Your task: Give back every line of the material exactly. Skip the pictures.

□ □ □ □ □ □ □

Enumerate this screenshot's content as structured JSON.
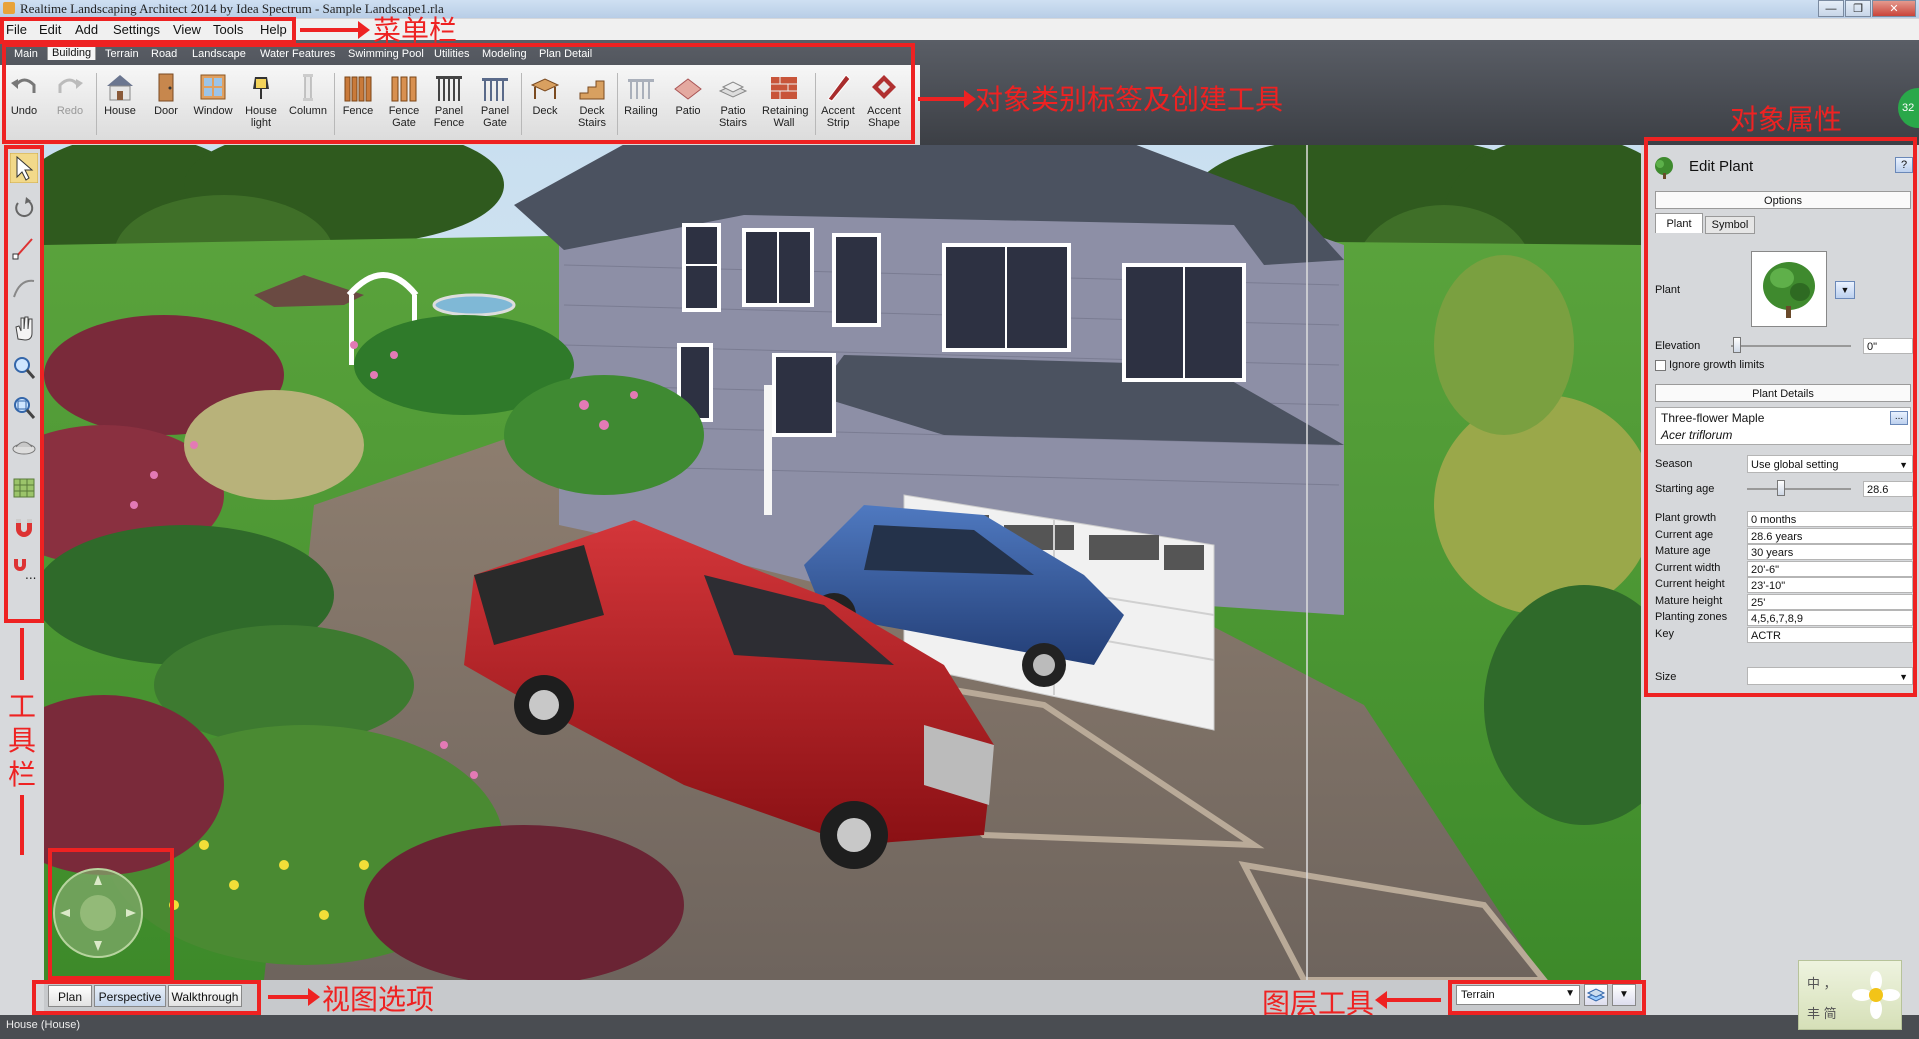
{
  "window": {
    "title": "Realtime Landscaping Architect 2014 by Idea Spectrum - Sample Landscape1.rla",
    "controls": {
      "minimize": "—",
      "maximize": "❐",
      "close": "✕"
    }
  },
  "menu": {
    "items": [
      "File",
      "Edit",
      "Add",
      "Settings",
      "View",
      "Tools",
      "Help"
    ]
  },
  "ribbon": {
    "tabs": [
      "Main",
      "Building",
      "Terrain",
      "Road",
      "Landscape",
      "Water Features",
      "Swimming Pool",
      "Utilities",
      "Modeling",
      "Plan Detail"
    ],
    "active_tab": "Building",
    "tools": [
      {
        "label": "Undo",
        "icon": "undo-icon",
        "disabled": false
      },
      {
        "label": "Redo",
        "icon": "redo-icon",
        "disabled": true
      },
      {
        "label": "House",
        "icon": "house-icon"
      },
      {
        "label": "Door",
        "icon": "door-icon"
      },
      {
        "label": "Window",
        "icon": "window-icon"
      },
      {
        "label": "House light",
        "icon": "lamp-icon"
      },
      {
        "label": "Column",
        "icon": "column-icon"
      },
      {
        "label": "Fence",
        "icon": "fence-icon"
      },
      {
        "label": "Fence Gate",
        "icon": "fence-gate-icon"
      },
      {
        "label": "Panel Fence",
        "icon": "panel-fence-icon"
      },
      {
        "label": "Panel Gate",
        "icon": "panel-gate-icon"
      },
      {
        "label": "Deck",
        "icon": "deck-icon"
      },
      {
        "label": "Deck Stairs",
        "icon": "deck-stairs-icon"
      },
      {
        "label": "Railing",
        "icon": "railing-icon"
      },
      {
        "label": "Patio",
        "icon": "patio-icon"
      },
      {
        "label": "Patio Stairs",
        "icon": "patio-stairs-icon"
      },
      {
        "label": "Retaining Wall",
        "icon": "retaining-wall-icon"
      },
      {
        "label": "Accent Strip",
        "icon": "accent-strip-icon"
      },
      {
        "label": "Accent Shape",
        "icon": "accent-shape-icon"
      }
    ]
  },
  "left_toolbar": {
    "tools": [
      "select-arrow-icon",
      "rotate-icon",
      "line-icon",
      "arc-icon",
      "hand-pan-icon",
      "zoom-in-icon",
      "zoom-region-icon",
      "orbit-icon",
      "grid-icon",
      "magnet-icon",
      "more-magnet-icon"
    ]
  },
  "annotations": {
    "menu": "菜单栏",
    "ribbon": "对象类别标签及创建工具",
    "properties": "对象属性",
    "toolbar": "工具栏",
    "view": "视图选项",
    "layer": "图层工具"
  },
  "view_options": {
    "buttons": [
      "Plan",
      "Perspective",
      "Walkthrough"
    ]
  },
  "layer_tool": {
    "selected": "Terrain"
  },
  "fps_badge": "32",
  "edit_panel": {
    "title": "Edit Plant",
    "help": "?",
    "options_header": "Options",
    "tabs": [
      "Plant",
      "Symbol"
    ],
    "plant_label": "Plant",
    "elevation_label": "Elevation",
    "elevation_value": "0\"",
    "elevation_slider": 0.05,
    "ignore_growth": "Ignore growth limits",
    "details_header": "Plant Details",
    "common_name": "Three-flower Maple",
    "latin_name": "Acer triflorum",
    "more": "...",
    "season_label": "Season",
    "season_value": "Use global setting",
    "starting_age_label": "Starting age",
    "starting_age_value": "28.6",
    "starting_age_slider": 0.33,
    "rows": [
      {
        "label": "Plant growth",
        "value": "0 months"
      },
      {
        "label": "Current age",
        "value": "28.6 years"
      },
      {
        "label": "Mature age",
        "value": "30 years"
      },
      {
        "label": "Current width",
        "value": "20'-6\""
      },
      {
        "label": "Current height",
        "value": "23'-10\""
      },
      {
        "label": "Mature height",
        "value": "25'"
      },
      {
        "label": "Planting zones",
        "value": "4,5,6,7,8,9"
      },
      {
        "label": "Key",
        "value": "ACTR"
      }
    ],
    "size_label": "Size",
    "size_value": ""
  },
  "status": {
    "text": "House (House)"
  },
  "ime": {
    "line1": "中 ，",
    "line2": "丰 简"
  },
  "colors": {
    "annotation": "#ee2222",
    "ribbon_dark": "#3c3f45",
    "panel": "#d6d8db"
  }
}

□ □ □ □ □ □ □

Result below:
Enumerate this screenshot's content as structured JSON.
{
  "window": {
    "title": "Realtime Landscaping Architect 2014 by Idea Spectrum - Sample Landscape1.rla",
    "controls": {
      "minimize": "—",
      "maximize": "❐",
      "close": "✕"
    }
  },
  "menu": {
    "items": [
      "File",
      "Edit",
      "Add",
      "Settings",
      "View",
      "Tools",
      "Help"
    ]
  },
  "ribbon": {
    "tabs": [
      "Main",
      "Building",
      "Terrain",
      "Road",
      "Landscape",
      "Water Features",
      "Swimming Pool",
      "Utilities",
      "Modeling",
      "Plan Detail"
    ],
    "active_tab": "Building",
    "tools": [
      {
        "label": "Undo",
        "icon": "undo-icon",
        "disabled": false
      },
      {
        "label": "Redo",
        "icon": "redo-icon",
        "disabled": true
      },
      {
        "label": "House",
        "icon": "house-icon"
      },
      {
        "label": "Door",
        "icon": "door-icon"
      },
      {
        "label": "Window",
        "icon": "window-icon"
      },
      {
        "label": "House light",
        "icon": "lamp-icon"
      },
      {
        "label": "Column",
        "icon": "column-icon"
      },
      {
        "label": "Fence",
        "icon": "fence-icon"
      },
      {
        "label": "Fence Gate",
        "icon": "fence-gate-icon"
      },
      {
        "label": "Panel Fence",
        "icon": "panel-fence-icon"
      },
      {
        "label": "Panel Gate",
        "icon": "panel-gate-icon"
      },
      {
        "label": "Deck",
        "icon": "deck-icon"
      },
      {
        "label": "Deck Stairs",
        "icon": "deck-stairs-icon"
      },
      {
        "label": "Railing",
        "icon": "railing-icon"
      },
      {
        "label": "Patio",
        "icon": "patio-icon"
      },
      {
        "label": "Patio Stairs",
        "icon": "patio-stairs-icon"
      },
      {
        "label": "Retaining Wall",
        "icon": "retaining-wall-icon"
      },
      {
        "label": "Accent Strip",
        "icon": "accent-strip-icon"
      },
      {
        "label": "Accent Shape",
        "icon": "accent-shape-icon"
      }
    ]
  },
  "left_toolbar": {
    "tools": [
      "select-arrow-icon",
      "rotate-icon",
      "line-icon",
      "arc-icon",
      "hand-pan-icon",
      "zoom-in-icon",
      "zoom-region-icon",
      "orbit-icon",
      "grid-icon",
      "magnet-icon",
      "more-magnet-icon"
    ]
  },
  "annotations": {
    "menu": "菜单栏",
    "ribbon": "对象类别标签及创建工具",
    "properties": "对象属性",
    "toolbar": "工具栏",
    "view": "视图选项",
    "layer": "图层工具"
  },
  "view_options": {
    "buttons": [
      "Plan",
      "Perspective",
      "Walkthrough"
    ]
  },
  "layer_tool": {
    "selected": "Terrain"
  },
  "fps_badge": "32",
  "edit_panel": {
    "title": "Edit Plant",
    "help": "?",
    "options_header": "Options",
    "tabs": [
      "Plant",
      "Symbol"
    ],
    "plant_label": "Plant",
    "elevation_label": "Elevation",
    "elevation_value": "0\"",
    "elevation_slider": 0.05,
    "ignore_growth": "Ignore growth limits",
    "details_header": "Plant Details",
    "common_name": "Three-flower Maple",
    "latin_name": "Acer triflorum",
    "more": "...",
    "season_label": "Season",
    "season_value": "Use global setting",
    "starting_age_label": "Starting age",
    "starting_age_value": "28.6",
    "starting_age_slider": 0.33,
    "rows": [
      {
        "label": "Plant growth",
        "value": "0 months"
      },
      {
        "label": "Current age",
        "value": "28.6 years"
      },
      {
        "label": "Mature age",
        "value": "30 years"
      },
      {
        "label": "Current width",
        "value": "20'-6\""
      },
      {
        "label": "Current height",
        "value": "23'-10\""
      },
      {
        "label": "Mature height",
        "value": "25'"
      },
      {
        "label": "Planting zones",
        "value": "4,5,6,7,8,9"
      },
      {
        "label": "Key",
        "value": "ACTR"
      }
    ],
    "size_label": "Size",
    "size_value": ""
  },
  "status": {
    "text": "House (House)"
  },
  "ime": {
    "line1": "中 ，",
    "line2": "丰 简"
  },
  "colors": {
    "annotation": "#ee2222",
    "ribbon_dark": "#3c3f45",
    "panel": "#d6d8db"
  }
}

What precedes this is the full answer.